During the first few months of your baby’s life, mom––with dad’s help––is going to spend a lot of time sitting down and feeding the baby. Make that experience more comfortable by creating a comfortable spot to feed the baby. Position a small table next to the glider or sofa so that mom can rest a drink there or store her smartphone. Add a basket filled the table with mom’s favorite things: a book or magazine to read, a charger for her electronic device and a few prepackaged snacks. If she’s nursing, add nipple cream like lanolin and nursing pads for easy self-care after each feeding session. Don’t forget a few baby essentials too, including burp cloths.
25. Seek Help for Feeding Concerns
If you’re having trouble with breastfeeding, introducing a bottle, or formula feeding, seek help. Your pediatrician is trained to help address feeding issues, whether you’re concerned about a low milk supply, acid reflux, or slow weight gain. If you’re breastfeeding, find a local lactation consultant who can provide hands-on assistance with nursing, helping you troubleshoot latch issues, reduce pain, and improve supply. Don’t shy away from reaching out to the resources available to you.
26. Create a Contingency Plan for Sick Days
If both parents are returning to work after parental leave, be prepared for some sick days. A baby in a childcare setting with other kids will likely have to fight off some colds and viruses in the first year. Talk to your partner now about how you’ll navigate these sick days and which parent will take time off. By having a plan in place now, you can quickly plan for unexpected sick days.
27. Get Out of the House
After a few weeks cooped up with a newborn, you’re probably going to feel a little stir crazy. Make an effort to get out of the house regularly to break up the monotony. Go on a walk around the neighborhood or on a local trail. Meet up with fellow new moms for coffee. Go out to eat––baby just might sleep through that meal, anyway, so you’ll feel like you’re on a kid-free date!
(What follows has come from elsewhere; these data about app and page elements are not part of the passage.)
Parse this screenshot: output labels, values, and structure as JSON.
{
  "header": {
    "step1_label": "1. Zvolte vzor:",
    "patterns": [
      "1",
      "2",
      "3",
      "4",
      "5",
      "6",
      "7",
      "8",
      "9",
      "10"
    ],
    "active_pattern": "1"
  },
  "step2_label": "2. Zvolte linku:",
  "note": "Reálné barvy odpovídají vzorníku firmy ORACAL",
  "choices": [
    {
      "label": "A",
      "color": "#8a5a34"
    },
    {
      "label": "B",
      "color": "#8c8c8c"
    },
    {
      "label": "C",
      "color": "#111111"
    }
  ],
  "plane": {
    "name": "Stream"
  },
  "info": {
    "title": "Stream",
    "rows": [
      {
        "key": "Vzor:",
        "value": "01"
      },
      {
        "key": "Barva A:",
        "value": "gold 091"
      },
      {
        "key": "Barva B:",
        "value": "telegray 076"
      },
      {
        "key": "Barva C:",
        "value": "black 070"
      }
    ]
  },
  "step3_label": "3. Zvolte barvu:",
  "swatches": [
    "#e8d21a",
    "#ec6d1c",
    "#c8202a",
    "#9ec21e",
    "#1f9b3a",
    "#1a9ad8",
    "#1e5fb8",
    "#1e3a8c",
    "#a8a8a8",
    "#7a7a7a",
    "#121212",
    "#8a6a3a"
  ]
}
28. Find a Reliable Babysitter
On a similar note, take some time to search for a reliable babysitter. You might not use one often at first, but having someone you trust to watch your little one is important. Ask friends and neighbors for recommendations. If your baby goes to daycare, find out if any of the teachers do evening babysitting on the side. Check references and set up an interview so that you can get to know the sitter before you hire them.
29. Invest in Some Sensory Toys
Within just a couple of months, your baby will be ready to play with sensory toys. Babies explore with their hands and––sometimes––their mouth. So, any toy that’s easy to grab onto will be ideal for babies under 6 months. Two of my kids’ favorites? Tag blankets, which offer plenty to grab and can be purchased or made easily if you can sew. They also loved soft teethers like Sophie the Giraffe products.
30. Trust Your Instinct
Remember, every baby has different needs. While some advice applies universally, parents should trust their instincts when caring for their baby. Some babies respond more quickly to sleep training; others are great eaters but not-so-great sleepers. Follow your child’s lead and respond to their needs based on your instinct. After all, mother (and father) know best!
Did these tips inspire you to find the joy in your life as a new parent, even when times get rough? I hope so! Keep this advice in mind as you navigate those inevitable challenges so that you can find happiness every day––even on the hard ones. Share your favorite tips in the comments below, and pass this list along to other parents for some inspiration and encouragement.